 So I visualized the eight curve on Desmos and just tweaked it till I thought it was right. Turns out, I cut it and it feels great. I'll show you. I've been musing on luthiers who make big instruments and how it boils the whole art down to phallic magnification. I'm excited that this equation can represent the Persian tar as well as a comfortable laptop guitar shape in a diminutive form factor. Here's the desmos link: :it's the top equation, using the z slider to represent the different terraces. The essential LOG involves x squared and hypercubed as well as y in those exponents, but I also added x cubed to make the left side smaller than the right as in the tar.


I've always appreciated small instruments for the same reason I appreciate Miles Davis: you gotta be cool, and be boss. Bring a brass trumpet and summon your players to the jazz; bring a little synth and have a big sound. Although I applaud any friends who lift heavy weights for their art... A boxer does that too, but in the ring he's naked.



The third variable, Z, is the depth of the bit, so it traces a three dimensional, waisted and rounded shape. When I type it into equation solver (and I don't know how it does it) I can solve for y, in a very tight form: My first prototype cut great at the waist, in horizontal or diagonal waters. But the vertical segments should have precise and tight code because they are the end-grain and can hold fine woodwork. So I said, well then, instead of a left to right traversal, I want a spinner to cut the layers of this object. I attempted to substitute r*sin(t) for x and r*cos(t) for y and asked equation solver to solve for r, but the answer seems to go on forever: yield to stump.

One thing I thought of in the shower, was to do the waist in y's, and at the whim of an if..then (the hacking power of code doth insult the purity of math!) statement switch to the x solution and go up and down across the "butt" of the instrument. I conceive of the contour cuts in two separate parts, or regimes. First a planer rough cut, a terracing of the work piece. Then, a smoothing cut goes up and down in the z axis, and also should traverse the perimeter of the piece. It's a triangle wave that works so well from a woodworking standpoint. So I like it, but it is problematic without a polar representation.

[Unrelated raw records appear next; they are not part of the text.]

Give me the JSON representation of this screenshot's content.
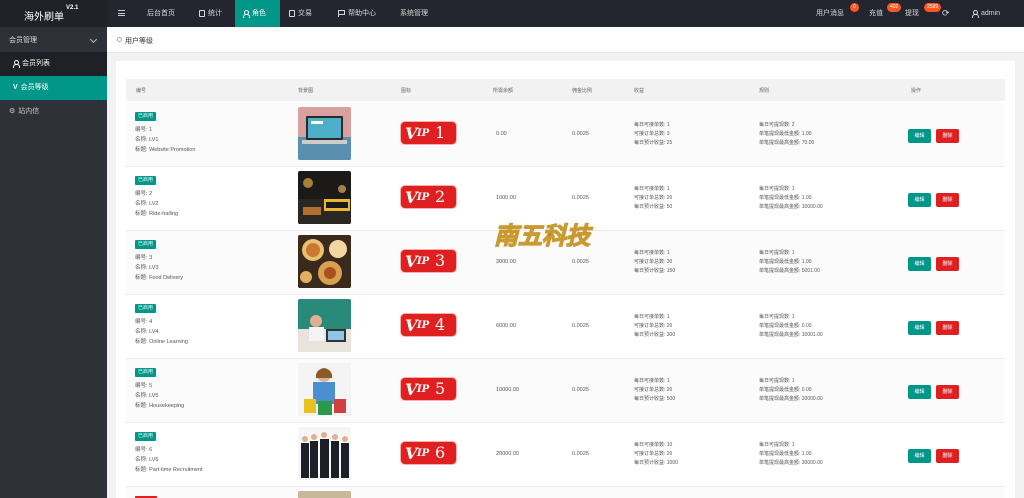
{
  "brand": {
    "name": "海外刷单",
    "version": "V2.1"
  },
  "nav": {
    "items": [
      {
        "label": "后台首页"
      },
      {
        "label": "统计"
      },
      {
        "label": "角色"
      },
      {
        "label": "交易"
      },
      {
        "label": "帮助中心"
      },
      {
        "label": "系统管理"
      }
    ],
    "right": {
      "messages": "用户消息",
      "messages_badge": "0",
      "recharge": "充值",
      "recharge_badge": "402",
      "withdraw": "提现",
      "withdraw_badge": "2589",
      "user": "admin"
    }
  },
  "sidebar": {
    "group": "会员管理",
    "sub1": "会员列表",
    "sub2": "会员等级",
    "item": "站内信"
  },
  "breadcrumb": "用户等级",
  "table": {
    "headers": [
      "编号",
      "背景图",
      "图标",
      "所需余额",
      "佣金比例",
      "收益",
      "规则",
      "操作"
    ],
    "tag": "已启用",
    "field_id": "编号:",
    "field_name": "名称:",
    "field_title": "标题:",
    "income_labels": [
      "每日可接单数:",
      "可接订单总数:",
      "每日预计收益:"
    ],
    "rule_labels": [
      "每日可提现数:",
      "单笔提现最低金额:",
      "单笔提现最高金额:"
    ],
    "edit_label": "编辑",
    "delete_label": "删除",
    "rows": [
      {
        "id": "1",
        "name": "LV1",
        "title": "Website Promotion",
        "vip": "1",
        "balance": "0.00",
        "rate": "0.0025",
        "inc": [
          "1",
          "3",
          "25"
        ],
        "rule": [
          "2",
          "1.00",
          "70.00"
        ]
      },
      {
        "id": "2",
        "name": "LV2",
        "title": "Ride-hailing",
        "vip": "2",
        "balance": "1000.00",
        "rate": "0.0025",
        "inc": [
          "1",
          "20",
          "50"
        ],
        "rule": [
          "1",
          "1.00",
          "10000.00"
        ]
      },
      {
        "id": "3",
        "name": "LV3",
        "title": "Food Delivery",
        "vip": "3",
        "balance": "3000.00",
        "rate": "0.0025",
        "inc": [
          "1",
          "30",
          "150"
        ],
        "rule": [
          "1",
          "1.00",
          "5001.00"
        ]
      },
      {
        "id": "4",
        "name": "LV4",
        "title": "Online Learning",
        "vip": "4",
        "balance": "6000.00",
        "rate": "0.0025",
        "inc": [
          "1",
          "20",
          "300"
        ],
        "rule": [
          "1",
          "0.00",
          "10001.00"
        ]
      },
      {
        "id": "5",
        "name": "LV5",
        "title": "Housekeeping",
        "vip": "5",
        "balance": "10000.00",
        "rate": "0.0025",
        "inc": [
          "1",
          "20",
          "500"
        ],
        "rule": [
          "1",
          "0.00",
          "20000.00"
        ]
      },
      {
        "id": "6",
        "name": "LV6",
        "title": "Part-time Recruitment",
        "vip": "6",
        "balance": "20000.00",
        "rate": "0.0025",
        "inc": [
          "10",
          "20",
          "1000"
        ],
        "rule": [
          "1",
          "1.00",
          "30000.00"
        ]
      }
    ]
  },
  "watermark": "南五科技",
  "colors": {
    "accent": "#009688",
    "danger": "#e02020",
    "topbar": "#23262e",
    "sidebar": "#2f3138"
  }
}
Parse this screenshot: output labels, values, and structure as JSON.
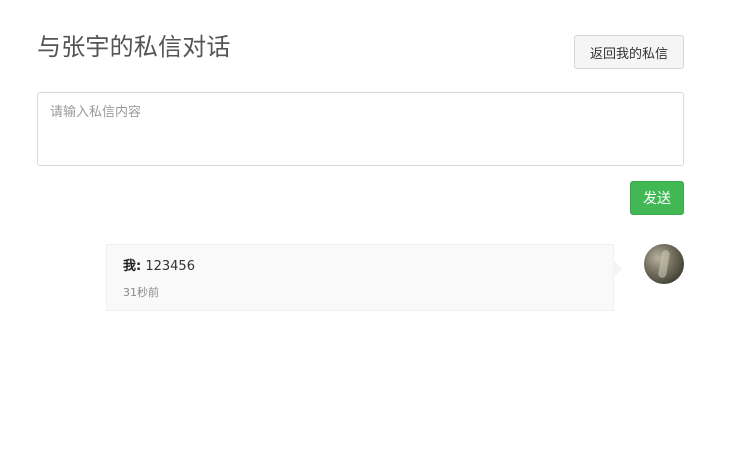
{
  "header": {
    "title": "与张宇的私信对话",
    "back_label": "返回我的私信"
  },
  "composer": {
    "placeholder": "请输入私信内容",
    "value": "",
    "send_label": "发送"
  },
  "messages": [
    {
      "sender": "我:",
      "text": "123456",
      "time": "31秒前",
      "avatar": "user-avatar"
    }
  ]
}
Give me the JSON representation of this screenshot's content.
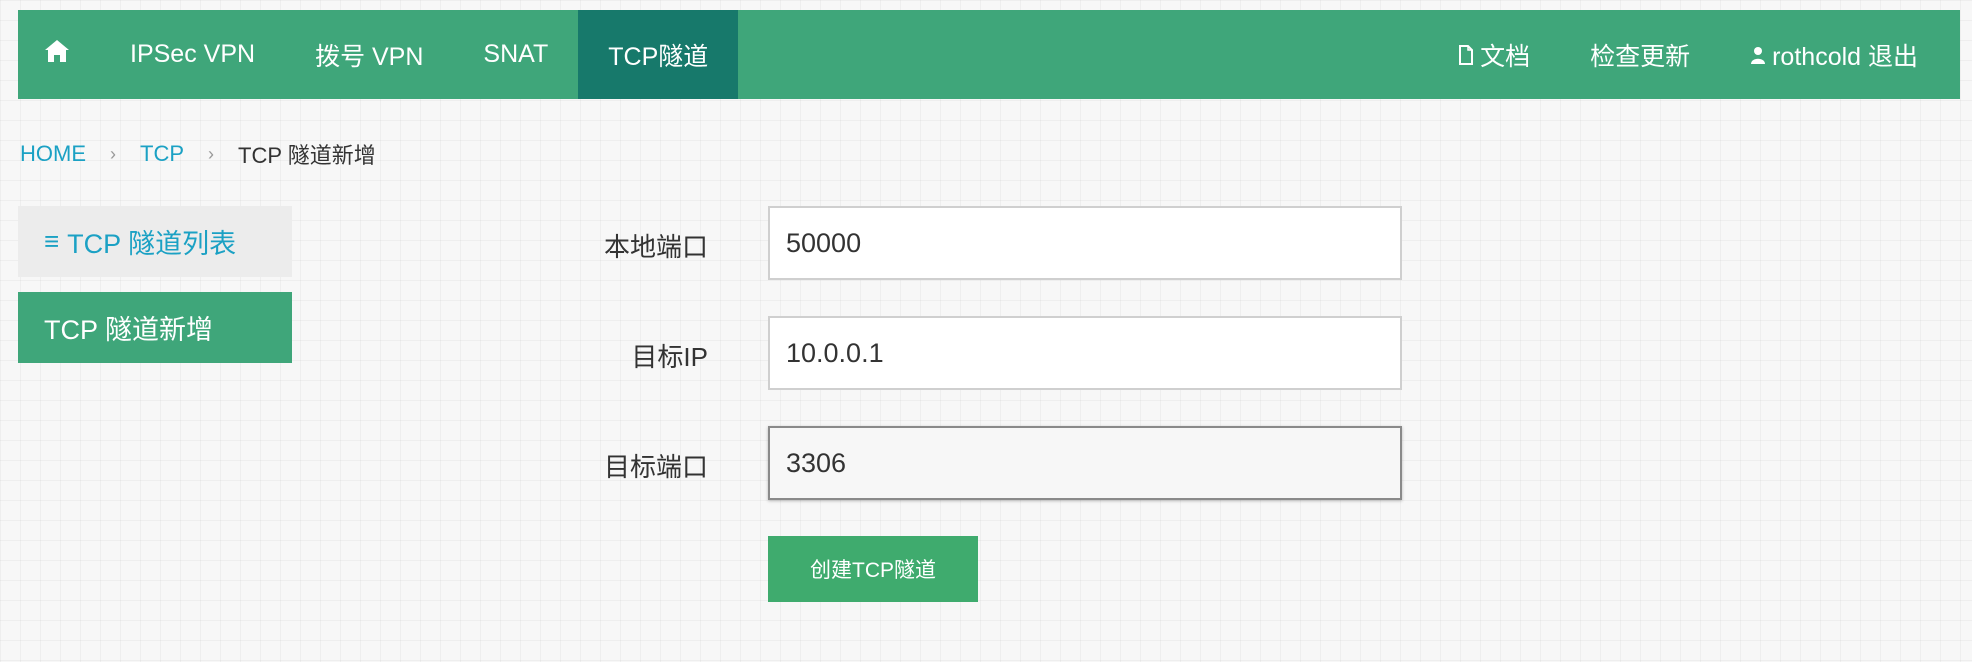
{
  "nav": {
    "home_icon": "home-icon",
    "items": [
      {
        "label": "IPSec VPN"
      },
      {
        "label": "拨号 VPN"
      },
      {
        "label": "SNAT"
      },
      {
        "label": "TCP隧道",
        "active": true
      }
    ],
    "right": {
      "docs_icon": "document-icon",
      "docs_label": "文档",
      "update_label": "检查更新",
      "user_icon": "user-icon",
      "user_label": "rothcold 退出"
    }
  },
  "breadcrumb": {
    "items": [
      "HOME",
      "TCP",
      "TCP 隧道新增"
    ],
    "separator": "›"
  },
  "sidebar": {
    "items": [
      {
        "icon": "list-icon",
        "label": "TCP 隧道列表"
      },
      {
        "label": "TCP 隧道新增",
        "active": true
      }
    ]
  },
  "form": {
    "fields": [
      {
        "label": "本地端口",
        "value": "50000"
      },
      {
        "label": "目标IP",
        "value": "10.0.0.1"
      },
      {
        "label": "目标端口",
        "value": "3306",
        "focused": true
      }
    ],
    "submit_label": "创建TCP隧道"
  },
  "colors": {
    "nav_bg": "#3fa67a",
    "nav_active": "#17796b",
    "link": "#1ba1c4",
    "button": "#3fab6e"
  }
}
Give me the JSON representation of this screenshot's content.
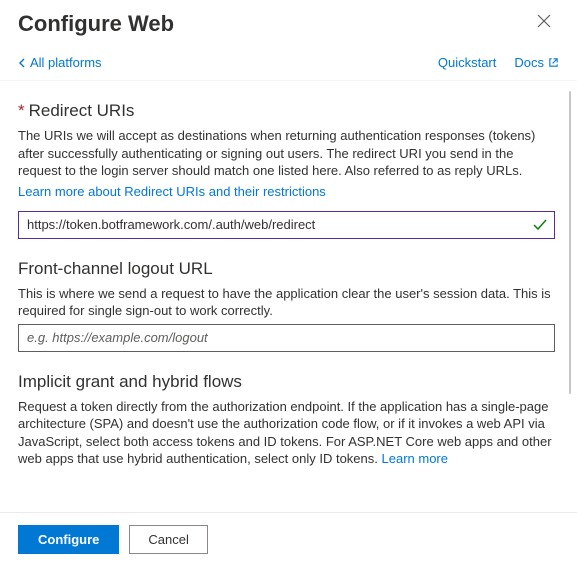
{
  "header": {
    "title": "Configure Web"
  },
  "topnav": {
    "back": "All platforms",
    "quickstart": "Quickstart",
    "docs": "Docs"
  },
  "sections": {
    "redirect": {
      "title": "Redirect URIs",
      "desc": "The URIs we will accept as destinations when returning authentication responses (tokens) after successfully authenticating or signing out users. The redirect URI you send in the request to the login server should match one listed here. Also referred to as reply URLs.",
      "learn": "Learn more about Redirect URIs and their restrictions",
      "value": "https://token.botframework.com/.auth/web/redirect"
    },
    "logout": {
      "title": "Front-channel logout URL",
      "desc": "This is where we send a request to have the application clear the user's session data. This is required for single sign-out to work correctly.",
      "placeholder": "e.g. https://example.com/logout"
    },
    "implicit": {
      "title": "Implicit grant and hybrid flows",
      "desc": "Request a token directly from the authorization endpoint. If the application has a single-page architecture (SPA) and doesn't use the authorization code flow, or if it invokes a web API via JavaScript, select both access tokens and ID tokens. For ASP.NET Core web apps and other web apps that use hybrid authentication, select only ID tokens. ",
      "learn": "Learn more"
    }
  },
  "footer": {
    "configure": "Configure",
    "cancel": "Cancel"
  }
}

So polar is the grail because the triangle wave could better follow the perimeter.


I got stumped trying to convert the equation to x and also to polar in radius. Turns out that it was the x cubed term that was screwing up the polar solution, or somehow spinning it out into an infinite series. I poked at removing it, and the equation simplifies well into polar with only the even powers: x and y, squared and hypercubed. The desmos graph without x cubed.

You said an artist wants to control his materials. I said I'm not an artist but you said I am. I said that I just listen to the equations when they want to tell me something. This equation seems to be telling me: release asymmetry, since it solves for radius so well:


BTW all the equation solves are by NUMBER EMPIRE"S EQUATION SOLVER>